From the best outfits to the most unusual, Eurovision 2023 in Liverpool had something for every keen follower of fashion. Saskia O'Donoghue takes a look at what was alright on the night...and what was not.
While critics have said 2023's Eurovision Song Contest was not a vintage one musically, there was one aspect that didn't disappoint: the outfits.
Europe's campest night never let audiences down with the quirky looks chosen by performers and this year was no exception. While Sweden's Loreen, who won the contest for a second time, set tongues wagging with her extremely long nails, many other nations stood out even more. Here are a few of our favourites - for better or worse...
One Twitter user called Belgium’s Gustaph a "marshmallow palette Boy George", and frankly, that was a little too accurate. Belting out ‘Because Of You’, Gustaph’s sported a hat just like the one that rarely leaves the Culture Club frontman's head. But his pink and white outfit popped even more thanks to his backing dancers dressed in black. Douze points from us!
Finland’s Käärijä was a standout, and not only because of his top notch tune ‘Cha Cha Cha’. Every aspect of his outfit was iconic, from the shiny latex bolero jacket in a stinging lime green to the spiky black leather trousers and chunky boots; the backing dancers in neon pink just added to the effect.
If Eurovision was purely about the outfits, Käärijä would have won, hands down.
Czechia’s all-female entrant Vesna's almost floor-length plaited hair drew attention – and, incredibly, no one tripped – but it was their pale pink suits which made a real style statement.
It wouldn’t be Eurovision without a heavy mental entrant dressing exactly as you would expect, and this year, it was Germany who took up the gauntlet. Performing ‘Blood and Glitter’, Lord of the Lost embodied that title with devilish outfits in red and gold topped off with intense eye makeup.

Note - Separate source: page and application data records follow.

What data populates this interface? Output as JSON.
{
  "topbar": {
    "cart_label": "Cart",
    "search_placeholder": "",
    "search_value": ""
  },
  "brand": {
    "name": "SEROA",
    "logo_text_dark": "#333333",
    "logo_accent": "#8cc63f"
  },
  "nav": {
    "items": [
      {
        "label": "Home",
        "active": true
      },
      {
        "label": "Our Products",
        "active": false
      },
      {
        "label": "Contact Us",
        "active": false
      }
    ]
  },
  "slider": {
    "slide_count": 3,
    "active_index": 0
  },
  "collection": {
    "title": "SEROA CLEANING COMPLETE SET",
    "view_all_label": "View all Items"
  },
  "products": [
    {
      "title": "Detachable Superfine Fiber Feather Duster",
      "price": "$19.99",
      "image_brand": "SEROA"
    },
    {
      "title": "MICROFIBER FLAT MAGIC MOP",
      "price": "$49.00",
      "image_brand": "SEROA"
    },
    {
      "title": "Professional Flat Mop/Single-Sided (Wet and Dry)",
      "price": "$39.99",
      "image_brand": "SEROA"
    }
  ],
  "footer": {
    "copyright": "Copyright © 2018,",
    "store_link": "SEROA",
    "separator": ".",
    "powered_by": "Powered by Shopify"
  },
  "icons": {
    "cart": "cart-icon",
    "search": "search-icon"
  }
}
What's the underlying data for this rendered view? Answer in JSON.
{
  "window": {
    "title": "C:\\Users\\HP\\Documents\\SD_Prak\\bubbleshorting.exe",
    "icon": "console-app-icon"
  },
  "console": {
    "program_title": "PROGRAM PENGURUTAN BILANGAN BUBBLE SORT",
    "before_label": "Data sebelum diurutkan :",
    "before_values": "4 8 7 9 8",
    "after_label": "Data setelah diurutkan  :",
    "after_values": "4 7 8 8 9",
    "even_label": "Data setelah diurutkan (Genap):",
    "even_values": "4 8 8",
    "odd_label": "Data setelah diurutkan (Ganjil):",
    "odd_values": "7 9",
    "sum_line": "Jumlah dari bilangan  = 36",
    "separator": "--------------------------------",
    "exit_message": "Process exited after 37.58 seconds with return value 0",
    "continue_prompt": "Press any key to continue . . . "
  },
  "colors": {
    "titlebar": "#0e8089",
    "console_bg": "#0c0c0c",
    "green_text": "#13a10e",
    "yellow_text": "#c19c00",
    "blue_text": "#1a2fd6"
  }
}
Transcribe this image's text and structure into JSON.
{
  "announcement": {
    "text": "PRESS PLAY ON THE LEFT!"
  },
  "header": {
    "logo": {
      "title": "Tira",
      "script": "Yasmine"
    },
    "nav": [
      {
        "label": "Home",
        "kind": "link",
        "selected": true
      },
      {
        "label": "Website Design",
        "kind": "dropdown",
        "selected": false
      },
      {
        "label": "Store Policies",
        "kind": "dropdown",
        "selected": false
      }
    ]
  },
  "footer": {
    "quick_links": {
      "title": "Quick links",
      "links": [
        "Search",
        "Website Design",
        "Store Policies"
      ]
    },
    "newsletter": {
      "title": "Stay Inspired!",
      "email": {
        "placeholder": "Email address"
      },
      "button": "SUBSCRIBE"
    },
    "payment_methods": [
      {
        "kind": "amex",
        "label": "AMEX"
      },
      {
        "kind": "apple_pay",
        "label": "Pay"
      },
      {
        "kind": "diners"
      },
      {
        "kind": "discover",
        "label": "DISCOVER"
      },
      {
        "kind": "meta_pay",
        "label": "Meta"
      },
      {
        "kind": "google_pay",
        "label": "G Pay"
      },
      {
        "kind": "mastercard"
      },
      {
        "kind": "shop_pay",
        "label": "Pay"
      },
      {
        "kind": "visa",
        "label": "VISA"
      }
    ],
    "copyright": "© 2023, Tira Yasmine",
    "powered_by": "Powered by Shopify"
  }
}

Speaking to Euronews Culture, they said the look was inspired by the "heavy and glam aesthetics" of their album, also called 'Blood and Glitter'. The band put an open call out on Facebook to find a designer and 'Handmade With Blood' got the honour of making their costumes. Alas, the efforts weren't enough to stop them finishing last.
Did we fall asleep and wake up in 1983? No, it’s just Australia’s Voyager, who channelled another era's rock stars for ‘Promise’, sporting sequinned shoulder-padded jackets and scattering the stage with vintage props. In a contest where anything goes, why not?
Norway’s Alessandra might be just 20 years old, but the inspiration behind her outfit dates back centuries. Performing ‘Queen of Kings', the TikTok sensation – who came in fifth thanks to a stonking public vote – paid tribute to Eurovision’s host country, the UK, with a costume influenced by Queen Elizabeth I.
Let 3, representing Croatia, certainly made one of the more left-field outfit choices. Twitter blew up with fans describing their look as ‘military drag’; as they performed ‘Mama ŠČ!’, the online hullabaloo got even louder when they stripped to their underwear but kept on their army-like hats.
Where Australia’s look was firmly grounded in the ‘80s, Poland’s Blanka took inspiration from the 1970s with her disco-ish outfit. Both she and her backing dancers were covered in sequins and her hair looked like it came with a built-in wind machine. Performing her track ‘Solo’, the dance break and the outfit combined into one of the night's most glamorous looks.
France’s La Zarra no doubt made her country proud with her sequinned dress and complimentary headpiece worn at a jaunty angle. Belting out her song ‘Évidemment’ on a podium, Twitter users compared the look to the iconic Eiffel Tower, which famously glitters in the nighttime.
Speaking to Euronews Culture, La Zarra explained the dress took four weeks to create and that her team fulfilled the brief of making her gown "sparkle like a piece of jewellery, a big, black diamond".